Source data:
####

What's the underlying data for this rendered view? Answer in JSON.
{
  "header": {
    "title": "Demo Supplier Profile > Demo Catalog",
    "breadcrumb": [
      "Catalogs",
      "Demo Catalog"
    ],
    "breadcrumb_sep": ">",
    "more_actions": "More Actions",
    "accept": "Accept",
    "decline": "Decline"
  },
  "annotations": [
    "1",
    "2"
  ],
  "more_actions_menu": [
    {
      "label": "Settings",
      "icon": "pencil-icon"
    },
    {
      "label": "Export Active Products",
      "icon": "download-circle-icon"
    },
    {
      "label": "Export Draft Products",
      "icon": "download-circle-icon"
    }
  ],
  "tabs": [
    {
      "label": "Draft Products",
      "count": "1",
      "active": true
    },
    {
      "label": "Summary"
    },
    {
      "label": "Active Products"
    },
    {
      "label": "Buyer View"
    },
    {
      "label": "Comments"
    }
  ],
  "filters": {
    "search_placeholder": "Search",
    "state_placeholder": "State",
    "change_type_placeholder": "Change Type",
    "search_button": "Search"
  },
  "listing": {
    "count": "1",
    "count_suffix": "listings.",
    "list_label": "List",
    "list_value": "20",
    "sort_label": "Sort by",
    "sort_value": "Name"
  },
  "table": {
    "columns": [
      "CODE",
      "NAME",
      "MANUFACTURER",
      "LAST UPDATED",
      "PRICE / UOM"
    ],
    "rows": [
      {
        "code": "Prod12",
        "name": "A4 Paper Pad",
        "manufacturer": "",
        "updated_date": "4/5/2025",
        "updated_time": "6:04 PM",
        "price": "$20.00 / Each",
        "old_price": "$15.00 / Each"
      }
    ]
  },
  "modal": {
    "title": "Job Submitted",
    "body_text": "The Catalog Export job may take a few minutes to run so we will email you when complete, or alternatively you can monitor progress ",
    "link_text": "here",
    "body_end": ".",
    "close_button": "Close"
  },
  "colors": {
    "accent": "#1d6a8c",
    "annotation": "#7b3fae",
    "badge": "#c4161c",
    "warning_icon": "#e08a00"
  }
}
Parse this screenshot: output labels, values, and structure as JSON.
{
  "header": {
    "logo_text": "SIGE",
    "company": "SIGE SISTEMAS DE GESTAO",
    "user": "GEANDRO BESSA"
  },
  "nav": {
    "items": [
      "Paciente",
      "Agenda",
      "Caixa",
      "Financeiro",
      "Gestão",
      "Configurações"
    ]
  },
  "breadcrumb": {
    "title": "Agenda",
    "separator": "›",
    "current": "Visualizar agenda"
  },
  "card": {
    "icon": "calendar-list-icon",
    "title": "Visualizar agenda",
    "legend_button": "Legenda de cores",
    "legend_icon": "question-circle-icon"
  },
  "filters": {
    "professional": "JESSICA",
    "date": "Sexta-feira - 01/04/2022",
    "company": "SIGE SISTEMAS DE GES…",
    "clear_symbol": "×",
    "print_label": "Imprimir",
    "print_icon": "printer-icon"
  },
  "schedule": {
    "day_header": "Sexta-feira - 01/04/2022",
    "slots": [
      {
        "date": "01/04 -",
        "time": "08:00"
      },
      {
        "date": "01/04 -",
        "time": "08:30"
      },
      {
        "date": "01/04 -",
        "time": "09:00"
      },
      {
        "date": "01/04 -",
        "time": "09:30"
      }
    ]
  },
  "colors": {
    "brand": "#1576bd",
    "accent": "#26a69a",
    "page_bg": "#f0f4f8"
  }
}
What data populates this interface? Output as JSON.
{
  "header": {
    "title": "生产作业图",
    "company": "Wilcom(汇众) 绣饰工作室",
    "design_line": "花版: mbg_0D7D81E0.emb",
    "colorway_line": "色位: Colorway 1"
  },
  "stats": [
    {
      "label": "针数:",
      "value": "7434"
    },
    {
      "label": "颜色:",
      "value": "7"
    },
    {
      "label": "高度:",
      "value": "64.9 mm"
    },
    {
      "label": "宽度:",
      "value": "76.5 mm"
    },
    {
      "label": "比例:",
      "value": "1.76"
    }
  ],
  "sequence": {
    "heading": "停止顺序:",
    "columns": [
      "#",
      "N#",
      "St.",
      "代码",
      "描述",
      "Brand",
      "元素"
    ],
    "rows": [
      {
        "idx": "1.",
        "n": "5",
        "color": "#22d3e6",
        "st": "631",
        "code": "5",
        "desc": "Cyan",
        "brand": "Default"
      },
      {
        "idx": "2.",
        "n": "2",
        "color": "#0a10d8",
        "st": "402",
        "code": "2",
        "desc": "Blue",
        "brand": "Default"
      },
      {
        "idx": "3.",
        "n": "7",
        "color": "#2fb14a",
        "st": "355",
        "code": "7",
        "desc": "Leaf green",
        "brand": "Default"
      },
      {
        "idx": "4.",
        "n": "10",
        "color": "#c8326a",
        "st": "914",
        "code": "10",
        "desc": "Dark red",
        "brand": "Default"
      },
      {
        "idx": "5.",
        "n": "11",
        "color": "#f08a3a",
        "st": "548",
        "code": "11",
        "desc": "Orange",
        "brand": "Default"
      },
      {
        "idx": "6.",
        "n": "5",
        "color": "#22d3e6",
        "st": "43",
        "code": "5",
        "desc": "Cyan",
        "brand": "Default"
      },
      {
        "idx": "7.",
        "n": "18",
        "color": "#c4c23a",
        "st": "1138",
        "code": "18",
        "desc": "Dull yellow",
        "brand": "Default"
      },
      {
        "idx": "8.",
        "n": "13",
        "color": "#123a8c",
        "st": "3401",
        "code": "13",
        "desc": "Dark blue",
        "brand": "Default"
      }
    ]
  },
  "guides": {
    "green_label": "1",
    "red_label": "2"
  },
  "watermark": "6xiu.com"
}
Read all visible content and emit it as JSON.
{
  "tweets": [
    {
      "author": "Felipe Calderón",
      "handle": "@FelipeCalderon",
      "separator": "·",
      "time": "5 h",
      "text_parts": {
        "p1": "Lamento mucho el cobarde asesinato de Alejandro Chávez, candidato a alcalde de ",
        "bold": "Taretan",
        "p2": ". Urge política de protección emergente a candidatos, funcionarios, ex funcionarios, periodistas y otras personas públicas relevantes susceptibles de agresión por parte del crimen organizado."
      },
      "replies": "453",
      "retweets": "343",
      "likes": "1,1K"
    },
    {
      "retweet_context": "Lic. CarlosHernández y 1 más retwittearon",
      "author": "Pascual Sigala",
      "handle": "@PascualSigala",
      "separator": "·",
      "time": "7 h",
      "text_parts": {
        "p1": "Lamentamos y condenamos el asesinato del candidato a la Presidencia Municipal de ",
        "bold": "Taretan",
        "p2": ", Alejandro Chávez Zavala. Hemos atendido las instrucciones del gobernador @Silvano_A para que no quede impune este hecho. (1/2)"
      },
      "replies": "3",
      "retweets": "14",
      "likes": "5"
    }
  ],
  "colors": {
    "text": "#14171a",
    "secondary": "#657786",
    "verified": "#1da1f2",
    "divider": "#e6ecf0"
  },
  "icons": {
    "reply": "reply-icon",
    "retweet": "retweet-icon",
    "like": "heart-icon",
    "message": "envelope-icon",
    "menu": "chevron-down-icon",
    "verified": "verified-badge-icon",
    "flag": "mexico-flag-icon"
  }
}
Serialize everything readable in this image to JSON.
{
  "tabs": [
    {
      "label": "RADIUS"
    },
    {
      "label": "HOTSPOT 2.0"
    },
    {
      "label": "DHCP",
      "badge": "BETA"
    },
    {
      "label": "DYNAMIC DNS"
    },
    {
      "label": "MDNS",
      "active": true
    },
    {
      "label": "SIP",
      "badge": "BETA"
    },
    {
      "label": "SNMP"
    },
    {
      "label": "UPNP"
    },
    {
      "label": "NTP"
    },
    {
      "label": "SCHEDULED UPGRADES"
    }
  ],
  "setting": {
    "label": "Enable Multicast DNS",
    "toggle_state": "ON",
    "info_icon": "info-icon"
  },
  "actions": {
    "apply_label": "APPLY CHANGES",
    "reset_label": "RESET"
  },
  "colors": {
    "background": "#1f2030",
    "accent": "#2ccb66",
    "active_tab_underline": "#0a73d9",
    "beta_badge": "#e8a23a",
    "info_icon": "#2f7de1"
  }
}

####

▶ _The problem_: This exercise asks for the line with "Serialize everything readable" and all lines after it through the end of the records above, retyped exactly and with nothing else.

▶ _Solution to the exercise_:
Serialize everything readable in this image to JSON.
{
  "tabs": [
    {
      "label": "RADIUS"
    },
    {
      "label": "HOTSPOT 2.0"
    },
    {
      "label": "DHCP",
      "badge": "BETA"
    },
    {
      "label": "DYNAMIC DNS"
    },
    {
      "label": "MDNS",
      "active": true
    },
    {
      "label": "SIP",
      "badge": "BETA"
    },
    {
      "label": "SNMP"
    },
    {
      "label": "UPNP"
    },
    {
      "label": "NTP"
    },
    {
      "label": "SCHEDULED UPGRADES"
    }
  ],
  "setting": {
    "label": "Enable Multicast DNS",
    "toggle_state": "ON",
    "info_icon": "info-icon"
  },
  "actions": {
    "apply_label": "APPLY CHANGES",
    "reset_label": "RESET"
  },
  "colors": {
    "background": "#1f2030",
    "accent": "#2ccb66",
    "active_tab_underline": "#0a73d9",
    "beta_badge": "#e8a23a",
    "info_icon": "#2f7de1"
  }
}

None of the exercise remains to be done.